  column1 = expression1,
  column2 = expression2,
[WHERE expressions]

Often, we may want to update a single row in our database. For example, perhaps we examine one of the books in our bookstore inventory and decide that its condition is better than we initially thought. Our copy of Slow River by Nicola Griffith (stock number 1460) is listed as in fair condition, with a price of 2 (in some unit of currency). We want to upgrade the condition to “good” and raise the price to 2.50 at the same time:

We can also update multiple rows at a time. Perhaps we mistakenly put in all sales for August 1, 2021 as July 31 instead. We can fix these in one query:

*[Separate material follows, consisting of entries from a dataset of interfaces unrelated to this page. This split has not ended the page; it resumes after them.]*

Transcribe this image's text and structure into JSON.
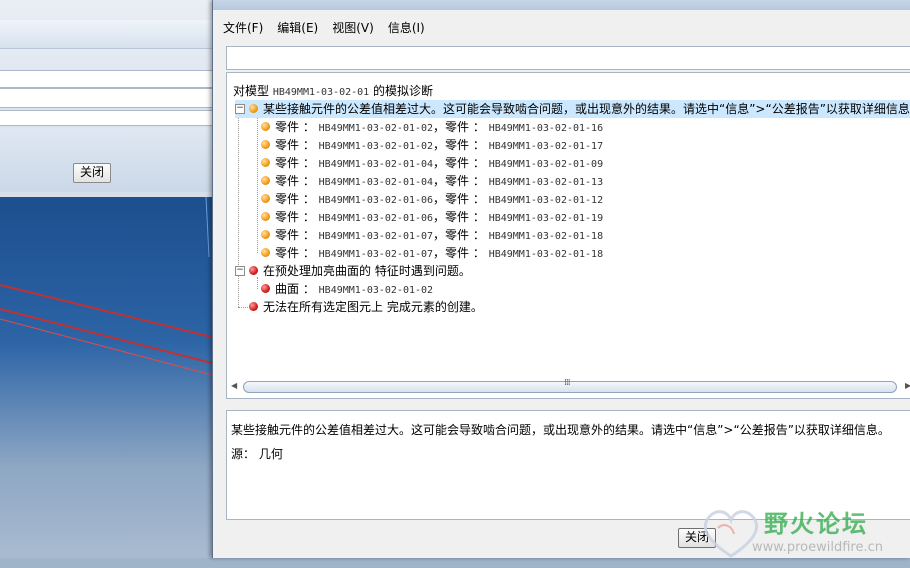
{
  "background_app": {
    "close_label": "关闭"
  },
  "dialog": {
    "menu": [
      {
        "label": "文件(F)"
      },
      {
        "label": "编辑(E)"
      },
      {
        "label": "视图(V)"
      },
      {
        "label": "信息(I)"
      }
    ],
    "header_prefix": "对模型",
    "model_name": "HB49MM1-03-02-01",
    "header_suffix": "的模拟诊断",
    "tree": {
      "group1": {
        "label": "某些接触元件的公差值相差过大。这可能会导致啮合问题，或出现意外的结果。请选中“信息”>“公差报告”以获取详细信息。",
        "icon": "warning-orange",
        "children": [
          {
            "prefix": "零件 ：",
            "a": "HB49MM1-03-02-01-02",
            "sep": "，零件 ：",
            "b": "HB49MM1-03-02-01-16"
          },
          {
            "prefix": "零件 ：",
            "a": "HB49MM1-03-02-01-02",
            "sep": "，零件 ：",
            "b": "HB49MM1-03-02-01-17"
          },
          {
            "prefix": "零件 ：",
            "a": "HB49MM1-03-02-01-04",
            "sep": "，零件 ：",
            "b": "HB49MM1-03-02-01-09"
          },
          {
            "prefix": "零件 ：",
            "a": "HB49MM1-03-02-01-04",
            "sep": "，零件 ：",
            "b": "HB49MM1-03-02-01-13"
          },
          {
            "prefix": "零件 ：",
            "a": "HB49MM1-03-02-01-06",
            "sep": "，零件 ：",
            "b": "HB49MM1-03-02-01-12"
          },
          {
            "prefix": "零件 ：",
            "a": "HB49MM1-03-02-01-06",
            "sep": "，零件 ：",
            "b": "HB49MM1-03-02-01-19"
          },
          {
            "prefix": "零件 ：",
            "a": "HB49MM1-03-02-01-07",
            "sep": "，零件 ：",
            "b": "HB49MM1-03-02-01-18"
          },
          {
            "prefix": "零件 ：",
            "a": "HB49MM1-03-02-01-07",
            "sep": "，零件 ：",
            "b": "HB49MM1-03-02-01-18"
          }
        ]
      },
      "group2": {
        "label": "在预处理加亮曲面的 特征时遇到问题。",
        "icon": "error-red",
        "children": [
          {
            "prefix": "曲面 ：",
            "a": "HB49MM1-03-02-01-02"
          }
        ]
      },
      "group3": {
        "label": "无法在所有选定图元上 完成元素的创建。",
        "icon": "error-red"
      }
    },
    "detail_text": "某些接触元件的公差值相差过大。这可能会导致啮合问题，或出现意外的结果。请选中“信息”>“公差报告”以获取详细信息。",
    "source_text": "源： 几何",
    "close_label": "关闭",
    "scroll_grip": "⁞⁞⁞",
    "colors": {
      "selection": "#cce8ff",
      "warning": "#f39a12",
      "error": "#d11c1c",
      "viewport": "#2c64a6"
    }
  },
  "watermark": {
    "text": "野火论坛",
    "url": "www.proewildfire.cn"
  }
}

UPDATE bookstore_sales
SET date_sold = '2021-08-01'
WHERE date_sold = '2021-07-31';

Of course, this only works if none of the sales marked as July 31 were correct; we might have to be more clever with our WHERE clause if not.

The real power of UPDATE, though, is that the right hand side of the assignments in the SET clause can be expressions, and these expressions are based on the row being updated. Hence, we can do something like the following:

UPDATE bookstore_inventory
SET price = price + 0.25;

This would raise the price of every book by 0.25.

1.5.5. Other data modification statements

SQL provides some other data modification statement types, which may or may not be supported in your database. TRUNCATE TABLE removes all rows from a table, and is typically faster than DELETE (but can only be used to remove all rows). MERGE is a somewhat complex operation that combines inserts, updates, and deletes, allowing synchronization of a table with another table or join of tables. Neither of these operations is strictly necessary, given that the same results can be accomplished with INSERT, UPDATE, and DELETE. We will not cover them further in this book.

1.5.6. Self-check exercises

This section contains exercises on INSERT, UPDATE, and DELETE, using the bookstore_inventory and bookstore_sales tables. Keep in mind that the database we are using for these exercises is shared with the interactive examples above, so any changes you have applied in an interactive tool above are reflected in the database you use below. If the results you get are not what you are expecting, you may need to reload this page in your browser to get a fresh copy of the database.

If you get stuck, click on the “Show answer” button below the exercise to see a correct answer.

Write a statement to add the book House Made of Dawn by N. Scott Momaday to the bookstore_inventory table. Use 1471 for the stock number, ‘like new’ for the condition, and 4.75 for the price.

Write a statement to add all books by John Steinbeck (from our books table) into bookstore_inventory with a condition of ‘new’ and a price of 4.00. Note that there is no good way to provide unique stock numbers for each of these books, but if you omit the stock_number column entirely, the bookstore_inventory table is set up to provide unique values automatically.

Write a statement to remove all books from bookstore_inventory that are in ‘fair’ condition.

Write a statement to change the payment type to ‘cash’ for the sale with receipt number 963.

Write a statement to set the price (in our bookstore inventory) for all books by Clifford Simak to a special sale price of 1.0.

Write a statement to double the price of all books in ‘new’ condition.

You have attempted of activities on this page